  • hit Compare & pull request

This will show you a compare view, from which you can make your pull request.

When preparing for a pull request, GitHub will show you what’s being compared:

evildmp:master ... <your github account>:add-my-name

On the left is the base for the comparison, my fork and branch. On the right is the head, your fork and branch, that you want to compare with it.

A pull request goes from the head to the base - from right to left.

You can change the bases of the comparison if you need to:

  1. hit Edit
  2. select the forks and branches as appropriate

You want your version, the head branch of the head fork - on the right - with some commits containing file changes, to be sent to my base repo - on the left.

  1. hit the Pull Request button
  2. add a comment if you like (e.g. “please add me to the attendees list”)
  3. hit Send pull request

You have now made a pull request to an open-source community project - if it’s your first one, congratulations.

GitHub will notify me (by email and on the site, and will show me the changes you’re proposing to make). It’ll tell me whether they can be merged in automatically, and I can reject, or accept, or defer a decision on, or comment on, your pull request.

GitHub can automatically merge your contribution into my repository if mine hasn’t changed too much since you forked it. If I want to accept it but GitHub can’t do it automatically, I will have to merge the changes manually (we will cover this later).

Once they’re merged, your contributions will become a part of And this is the basic lifecycle of a contribution using git: fork > edit > commit > pull request > merge.

Incorporate upstream changes into your master

In the meantime, other people may have made their own forks, edits, commits, and pull requests, and I may have merged those too - other people’s names may now be in the list of attendees.

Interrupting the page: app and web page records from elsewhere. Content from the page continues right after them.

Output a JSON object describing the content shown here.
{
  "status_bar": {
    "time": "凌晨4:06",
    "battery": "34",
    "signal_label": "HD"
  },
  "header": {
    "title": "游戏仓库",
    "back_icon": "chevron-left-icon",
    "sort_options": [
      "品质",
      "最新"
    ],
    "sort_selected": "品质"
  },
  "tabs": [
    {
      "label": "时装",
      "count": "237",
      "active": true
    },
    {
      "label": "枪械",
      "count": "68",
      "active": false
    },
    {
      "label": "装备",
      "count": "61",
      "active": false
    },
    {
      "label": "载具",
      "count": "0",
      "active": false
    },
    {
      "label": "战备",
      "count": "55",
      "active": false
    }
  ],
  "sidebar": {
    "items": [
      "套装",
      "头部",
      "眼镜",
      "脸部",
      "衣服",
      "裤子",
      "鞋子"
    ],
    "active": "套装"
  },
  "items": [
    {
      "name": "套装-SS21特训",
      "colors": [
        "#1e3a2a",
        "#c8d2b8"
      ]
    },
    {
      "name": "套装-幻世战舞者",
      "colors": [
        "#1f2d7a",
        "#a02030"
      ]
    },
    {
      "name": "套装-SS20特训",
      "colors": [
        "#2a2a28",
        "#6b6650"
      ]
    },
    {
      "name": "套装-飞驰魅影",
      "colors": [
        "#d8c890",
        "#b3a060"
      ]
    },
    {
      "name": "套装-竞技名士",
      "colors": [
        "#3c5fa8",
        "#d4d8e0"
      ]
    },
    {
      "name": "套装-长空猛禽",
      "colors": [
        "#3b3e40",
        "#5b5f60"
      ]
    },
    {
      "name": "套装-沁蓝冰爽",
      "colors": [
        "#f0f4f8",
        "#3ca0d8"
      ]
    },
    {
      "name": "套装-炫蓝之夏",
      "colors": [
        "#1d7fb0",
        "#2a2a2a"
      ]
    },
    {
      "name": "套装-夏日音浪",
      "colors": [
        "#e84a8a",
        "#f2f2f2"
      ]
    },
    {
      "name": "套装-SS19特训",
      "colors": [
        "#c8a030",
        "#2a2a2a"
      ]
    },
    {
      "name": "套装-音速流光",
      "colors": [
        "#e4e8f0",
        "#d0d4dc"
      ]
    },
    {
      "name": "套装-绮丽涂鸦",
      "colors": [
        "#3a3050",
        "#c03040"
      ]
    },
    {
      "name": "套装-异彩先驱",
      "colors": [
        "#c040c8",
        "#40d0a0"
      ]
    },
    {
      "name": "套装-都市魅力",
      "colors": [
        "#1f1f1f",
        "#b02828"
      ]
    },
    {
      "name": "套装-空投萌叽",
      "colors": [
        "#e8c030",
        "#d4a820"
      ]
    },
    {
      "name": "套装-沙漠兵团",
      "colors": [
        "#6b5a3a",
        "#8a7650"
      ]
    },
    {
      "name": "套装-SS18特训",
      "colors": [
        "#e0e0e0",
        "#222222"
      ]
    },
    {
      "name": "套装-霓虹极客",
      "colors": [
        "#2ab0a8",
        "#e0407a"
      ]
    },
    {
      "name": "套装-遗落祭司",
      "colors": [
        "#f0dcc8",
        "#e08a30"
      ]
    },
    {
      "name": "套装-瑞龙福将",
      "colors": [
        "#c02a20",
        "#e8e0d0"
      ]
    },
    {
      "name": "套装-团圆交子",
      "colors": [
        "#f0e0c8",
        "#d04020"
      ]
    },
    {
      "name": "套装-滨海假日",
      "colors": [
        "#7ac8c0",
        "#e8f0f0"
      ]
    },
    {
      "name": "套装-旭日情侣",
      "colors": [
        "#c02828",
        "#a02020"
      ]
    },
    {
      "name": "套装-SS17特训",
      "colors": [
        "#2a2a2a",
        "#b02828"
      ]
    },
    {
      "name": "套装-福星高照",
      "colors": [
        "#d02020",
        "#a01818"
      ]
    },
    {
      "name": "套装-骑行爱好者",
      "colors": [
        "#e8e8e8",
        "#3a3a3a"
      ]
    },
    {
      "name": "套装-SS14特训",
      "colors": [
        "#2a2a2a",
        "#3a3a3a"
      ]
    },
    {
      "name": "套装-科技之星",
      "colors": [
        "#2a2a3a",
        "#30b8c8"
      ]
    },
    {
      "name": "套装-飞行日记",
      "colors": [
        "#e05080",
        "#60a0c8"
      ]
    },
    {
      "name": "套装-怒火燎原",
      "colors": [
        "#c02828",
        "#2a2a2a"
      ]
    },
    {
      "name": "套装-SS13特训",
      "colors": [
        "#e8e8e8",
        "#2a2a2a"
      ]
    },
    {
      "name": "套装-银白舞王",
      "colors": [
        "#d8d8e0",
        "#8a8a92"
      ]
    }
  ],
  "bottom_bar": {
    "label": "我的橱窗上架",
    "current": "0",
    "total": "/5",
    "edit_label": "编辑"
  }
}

Your own version of afraid-to-commit, downstream from mine, doesn’t yet know about those.

Since your work is based on mine, you can think of my repository as being upstream of yours. You need to merge any upstream changes into your version, and you can do this with a pull request on GitHub too.

This time though you will need to switch the bases of the comparison around, because the changes will be coming from my version to yours.

  1. hit Pull Request once more

  2. hit Edit, to switch the bases

  3. change the head repo on the right to my version, evildmp/afraid-to-commit, branch master

  4. change the base repo to yours, and the base branch to master, so the comparison bar looks like:

    <your github account>:master ... evildmp:master
  5. hit Click to create a pull request for this comparison

  6. add a Title (e.g. “merging upstream master on Github) and hit Send pull request

You’re sending a pull request to yourself, based on updates in my repository. And in fact if you check in your Pull Requests on GitHub, you’ll see one there waiting for you, and you too can review, accept, reject or comment on it.

If you decide to Merge it, your fork will now contain any changes that other people sent to me and that I merged.

The story of your work is this: you forked away from my codebase, and then created a new branch in your fork.

Then you committed changes to your branch, and sent them upstream back to me (with a pull request).

I merged your changes, and perhaps those from other people, into my codebase, and you pulled all my recent changes back into your master branch (again with a pull request).

So now, your master and mine are once more in step.